Some of them include:

– the number of fogs in August. For every fog we have in August, that will be a day of snow.

– Wooly worms which range from an amber color to variegated to black, an amber band around the center means a mild winter and a solid black one predicts a hard winter. Historically, this has been found to be about 80% accurate.

– If squirrels are very active gathering up nuts like chestnuts and walnuts quickly, it is a sign of a longer winter

– If the locally grown onions and corn have thicker skins and husks than normal, the more layers you’ll need to put on this coming winter.

– “See how high the hornet’s nest, ‘twill tell how high the snow will rest.”

– Frequent Halos or Rings Around the Sun or Moon Forecasts Numerous Snowfalls

-The thickness of the husk on chestnuts, which will appear thicker when a tough winter is coming. This works to an extent, but usually only one year in four or five has a really hard winter.

-In autumn, harvest grapes from vines that have been undisturbed for several years and count the number of rotations the sun makes around the patch of earth where they grow. If you get more than 255 rotations before a killing frost, you can expect a very cold winter. As it turns out, if you get fewer than 90 rotations–the weather should be milder still.

-If oak leaves are red in September, there will be a hard winter. But if oak leaves are green in September, the winter will be mild and gentle.

-An increase in the number of wasps and hornets in September indicates a harsh winter to come.

-The amount of sun or cloudiness on Halloween determines what the weather will be like for the rest of the winter. If it’s sunny, there will be no more snow; if cloudy, expect an average winter; if it rains on Halloween, there will be a lot of snow over the next several months.

-If animals tend to get frisky before a hard winter, don’t put your stockings up yet! A “jumping” mouse is a sure sign that you’ll have a tough ride ahead. Pig mating season is another good predictor: it starts earlier and is more frequent and intense when the weather is going to be cold.

– How many nuts or acorns a squirrel stores away in his den indicates how tough it will be the coming winter. If he has prepared for a goodly deep snow, we can prepare accordingly; if there seems to be little preparation, we can expect only the average type of winter.

– If oak leaves curl up and fall early in September, then harsh weather will come before Halloween.

– The intensity of spiderwebs spun late in the year indicates how bad the following winter will be: spiders tend to weave thinner webs when they’re expecting foul weather ahead than when they expect warmer times to follow.

– Look closely tree bark for signs of buckling and twisting by the bark of White birch, Sweet gum, and Tulip poplar; this is a sure sign that severe cold is coming.

– If the forest floor has plants blooming in September, it’s an early warning signal of a hard winter ahead.
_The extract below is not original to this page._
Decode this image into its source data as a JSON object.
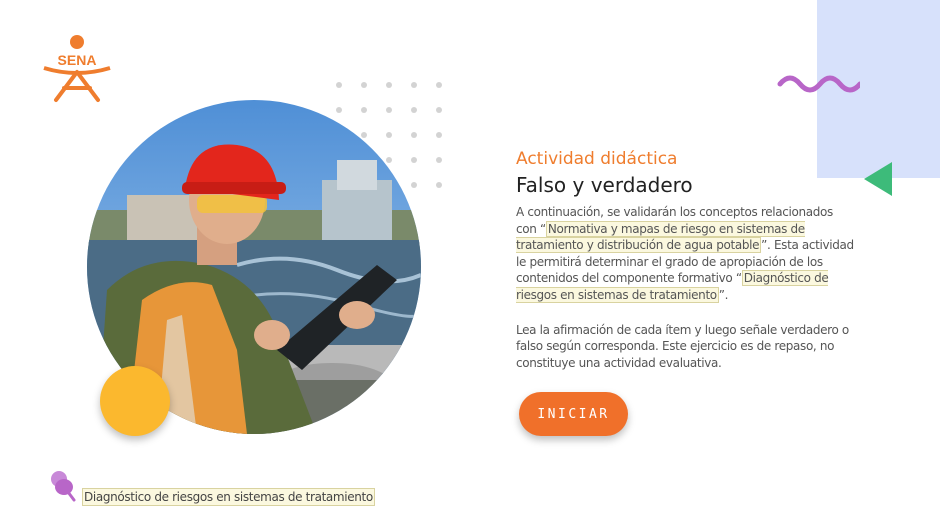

Mushrooms like morels grow only after there’s been a good soaking of rain during low temperatures; this weather pattern often coincides with harsh winters.

– A change in the color and quality of grasses and weeds signals whether or not the following winter will be mild: tough stuff indicates bitter cold to come, while tender shoots indicate an early springtime.

These were some of the most common signs that foreshadow winter that we Southerners look for. Remember, these are not foolproof indicators and they don’t always work as predicted.

Find some more folkloric signs about winter from the Farmer’s Almanac here, and don’t forget to find some more Southern folklore here, or prep for winter with some of your favorite aromaG’s candles and teas.

But with all this information at your fingertips, what would you do to prepare for winter? Do you have any other traditions or superstitions about the winter season?